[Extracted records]
┌──

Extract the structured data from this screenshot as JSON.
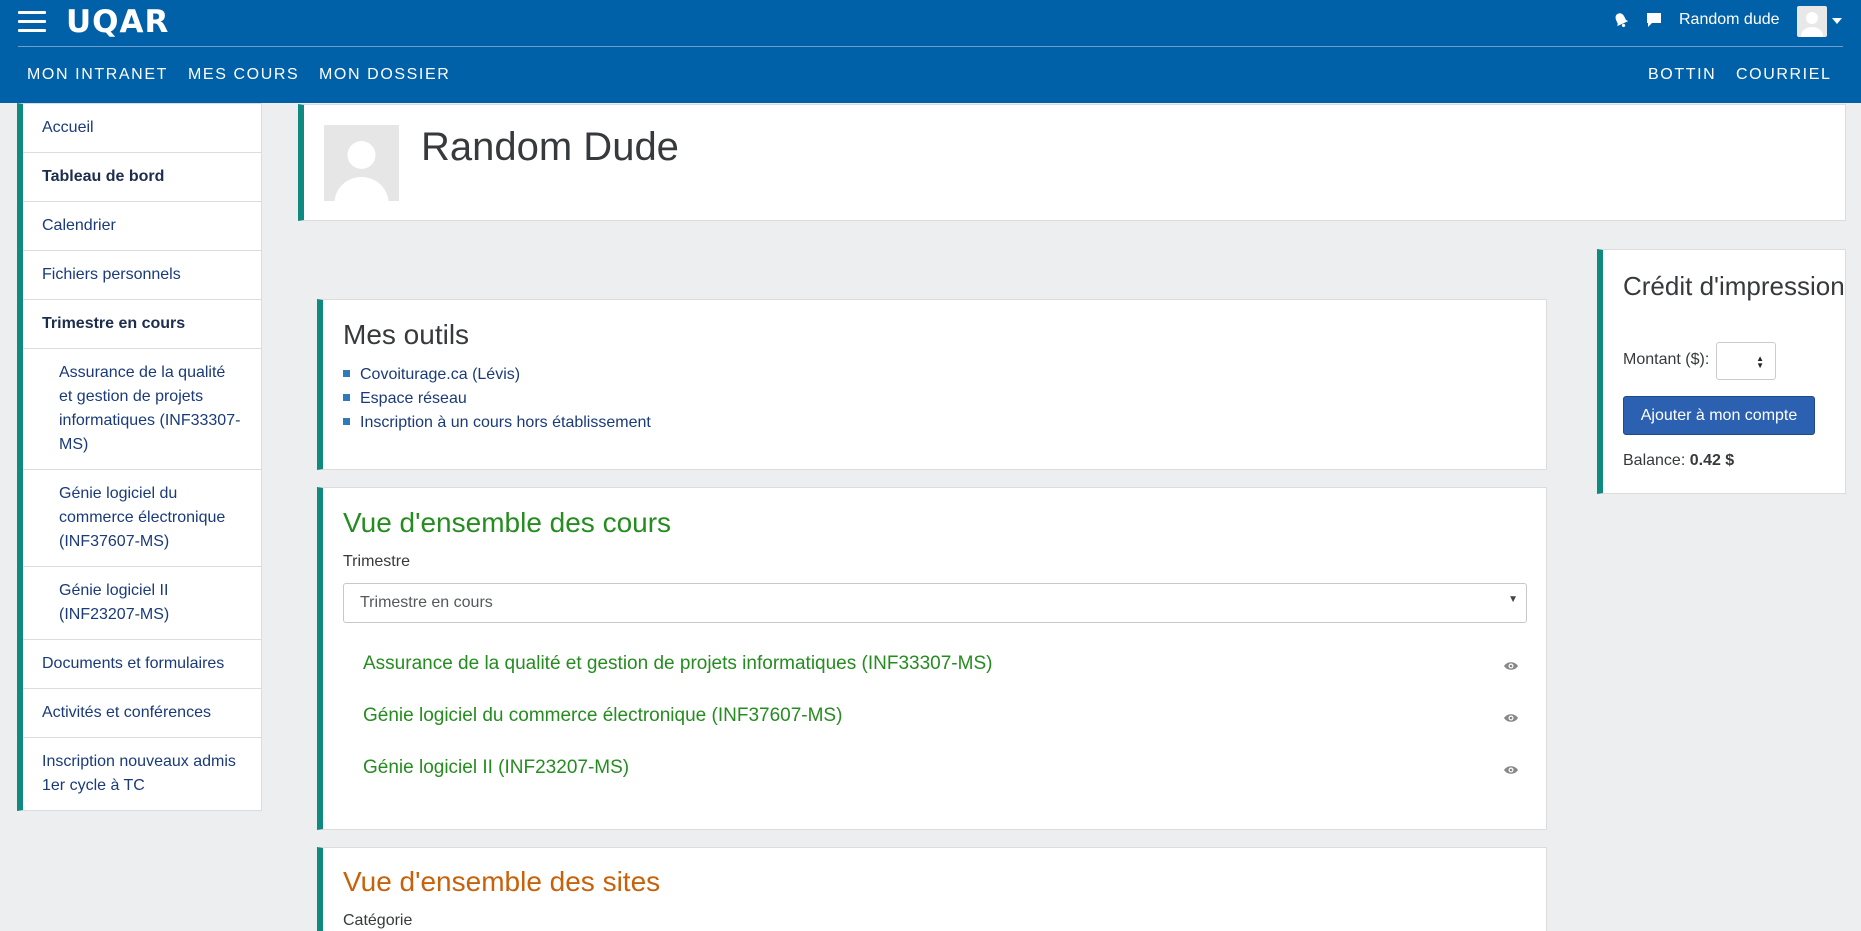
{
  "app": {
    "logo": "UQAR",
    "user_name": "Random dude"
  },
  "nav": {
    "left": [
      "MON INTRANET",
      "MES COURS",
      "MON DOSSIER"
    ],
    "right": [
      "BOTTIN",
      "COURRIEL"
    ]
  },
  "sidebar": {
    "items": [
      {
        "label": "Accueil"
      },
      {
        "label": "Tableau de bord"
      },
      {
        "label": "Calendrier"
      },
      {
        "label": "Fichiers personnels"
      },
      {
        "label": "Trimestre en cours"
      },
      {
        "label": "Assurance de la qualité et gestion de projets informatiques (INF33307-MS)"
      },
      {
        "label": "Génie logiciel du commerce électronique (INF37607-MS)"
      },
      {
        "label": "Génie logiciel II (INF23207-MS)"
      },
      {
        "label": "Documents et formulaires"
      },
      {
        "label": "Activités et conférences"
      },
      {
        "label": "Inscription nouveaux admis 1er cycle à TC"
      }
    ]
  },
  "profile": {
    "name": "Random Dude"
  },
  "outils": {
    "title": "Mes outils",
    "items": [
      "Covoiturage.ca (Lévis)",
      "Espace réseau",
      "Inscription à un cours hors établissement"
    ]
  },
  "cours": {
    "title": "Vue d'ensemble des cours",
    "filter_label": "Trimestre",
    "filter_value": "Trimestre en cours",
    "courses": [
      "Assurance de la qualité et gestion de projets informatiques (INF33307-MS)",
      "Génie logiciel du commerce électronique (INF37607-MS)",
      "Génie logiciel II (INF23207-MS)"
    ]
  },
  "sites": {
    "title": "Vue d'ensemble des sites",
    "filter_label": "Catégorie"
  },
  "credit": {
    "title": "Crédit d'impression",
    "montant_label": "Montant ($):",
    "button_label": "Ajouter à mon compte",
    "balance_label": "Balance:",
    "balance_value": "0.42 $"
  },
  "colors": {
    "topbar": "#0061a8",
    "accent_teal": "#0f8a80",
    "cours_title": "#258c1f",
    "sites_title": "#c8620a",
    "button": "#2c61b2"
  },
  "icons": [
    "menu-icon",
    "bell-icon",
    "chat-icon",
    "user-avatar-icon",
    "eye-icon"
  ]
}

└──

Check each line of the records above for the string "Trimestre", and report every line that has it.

        "label": "Trimestre en cours"
    "filter_label": "Trimestre",
    "filter_value": "Trimestre en cours",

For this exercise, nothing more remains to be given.